ANNUAL EDITIONS characterized such thinking as static, in reality such thinking is both dynamic and conservative, since old experiences are preserved and new experiences are continually accumulated. Belief in cycles. Another central tenet of the Indian character is the belief that all changes in the world take place through cycles, there being cycles superimposed on other cycles, cycles within cycles, and so on. Inherent in the concept of cycles is alternation, and the Upanishads speak of the two alternating states of all things being potentiality and expression. Acceptance of the coexistence of opposites. Early Western readers of the Upanishads were puzzled by the apparent inherent ability of the Indian mind to accept the coexistence of seemingly diametrically opposite concepts. Belief in, and acceptance of, contradictory ideas is a natural part of the Indian way of life, and the logical complement to the tenets already mentioned. It is an indisputable fact that birth (creation) must necessarily be eventually followed by death (destruction). Creation and destruction are inseparable alternations. Even concepts such as good and evil are complementary, as each of us may have within us the most lofty and divine qualities and at the same time the basest qualities. We ourselves and the whole world can be whatever we want to make of them.
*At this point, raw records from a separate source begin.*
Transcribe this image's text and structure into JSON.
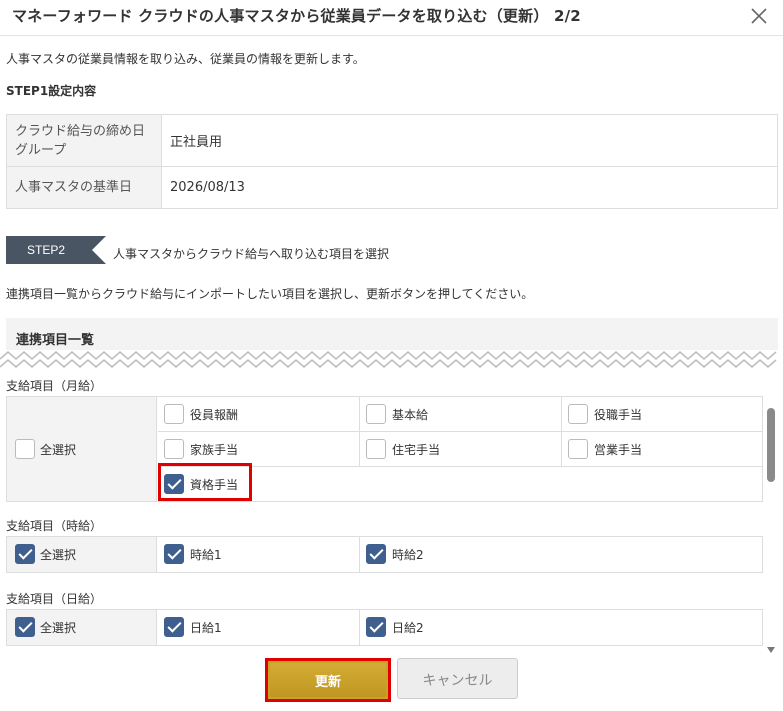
{
  "header": {
    "title": "マネーフォワード クラウドの人事マスタから従業員データを取り込む（更新） 2/2"
  },
  "description": "人事マスタの従業員情報を取り込み、従業員の情報を更新します。",
  "step1": {
    "label": "STEP1設定内容",
    "rows": [
      {
        "key": "クラウド給与の締め日グループ",
        "value": "正社員用"
      },
      {
        "key": "人事マスタの基準日",
        "value": "2026/08/13"
      }
    ]
  },
  "step2": {
    "badge": "STEP2",
    "text": "人事マスタからクラウド給与へ取り込む項目を選択"
  },
  "instruction": "連携項目一覧からクラウド給与にインポートしたい項目を選択し、更新ボタンを押してください。",
  "list": {
    "title": "連携項目一覧",
    "sections": [
      {
        "label": "支給項目（月給）",
        "select_all": {
          "label": "全選択",
          "checked": false
        },
        "items": [
          {
            "label": "役員報酬",
            "checked": false
          },
          {
            "label": "基本給",
            "checked": false
          },
          {
            "label": "役職手当",
            "checked": false
          },
          {
            "label": "家族手当",
            "checked": false
          },
          {
            "label": "住宅手当",
            "checked": false
          },
          {
            "label": "営業手当",
            "checked": false
          },
          {
            "label": "資格手当",
            "checked": true
          }
        ]
      },
      {
        "label": "支給項目（時給）",
        "select_all": {
          "label": "全選択",
          "checked": true
        },
        "items": [
          {
            "label": "時給1",
            "checked": true
          },
          {
            "label": "時給2",
            "checked": true
          }
        ]
      },
      {
        "label": "支給項目（日給）",
        "select_all": {
          "label": "全選択",
          "checked": true
        },
        "items": [
          {
            "label": "日給1",
            "checked": true
          },
          {
            "label": "日給2",
            "checked": true
          }
        ]
      }
    ]
  },
  "buttons": {
    "update": "更新",
    "cancel": "キャンセル"
  },
  "colors": {
    "accent": "#c9a227",
    "checkbox": "#3f5f8f",
    "highlight": "#e00000",
    "step_badge": "#4a5563"
  }
}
These three tenets are responsible for the amazing continuity of the Indian civilization, its reverence for the elderly, and the acceptance of the aging process without a morbid fear of death. Ironically, the culture that taught of the need to renounce materialistic desires also produced some of the most pleasurable things in life. The intricacies and highly developed nature of Indian art, music, dance, and cuisine are examples. And the Kama Sutra is perhaps the oldest, and best known, manual on the pleasures of love and sex.

Embassy of India

A terra-cotta toy cow: Ancient Indian civilizations featured highly talented artisans and craftsmen.

by unknown sages, of 108 ancient philosophical texts known as the Upanishads. These texts reflect even older wisdom, which was passed down from generation to generation through oral transmission. A Western commentator has remarked that in the Upanishads the Indian mind moved from cosmology to psychology, and that while most other contemporary civilizations were still asking the question What am I? the Indian mind was already asking, Who am I? When translations of the Upanishads first became available in the West in the nineteenth century, the impact on European philosophers such as Goethe and Schopenhauer and on American writers such as Emerson and Whitman was profound. In the whole world, wrote Schopenhauer emotionally, there is no study as beneficial and as elevating as the Upanishads. Emerson wrote poems based on the texts. One of the principal underlying themes in the Upanishads is the quest for a personal reality. This quest began with the conviction that the limitations of our sensory perceptions give us an imperfect model to comprehend the real world around us; this is known as the concept of maya. Since individual perceptions can be different, different people can also have different realities. For example, a happy event for one individual may be an unhappy one for another. Recognition and perfection of our personal reality is the quintessential goal of Indian philosophy and is also the basic principle behind yoga. Indeed, the literal meaning of the Sanskrit word yoga is union, and the union that is sought is not with any external entity but w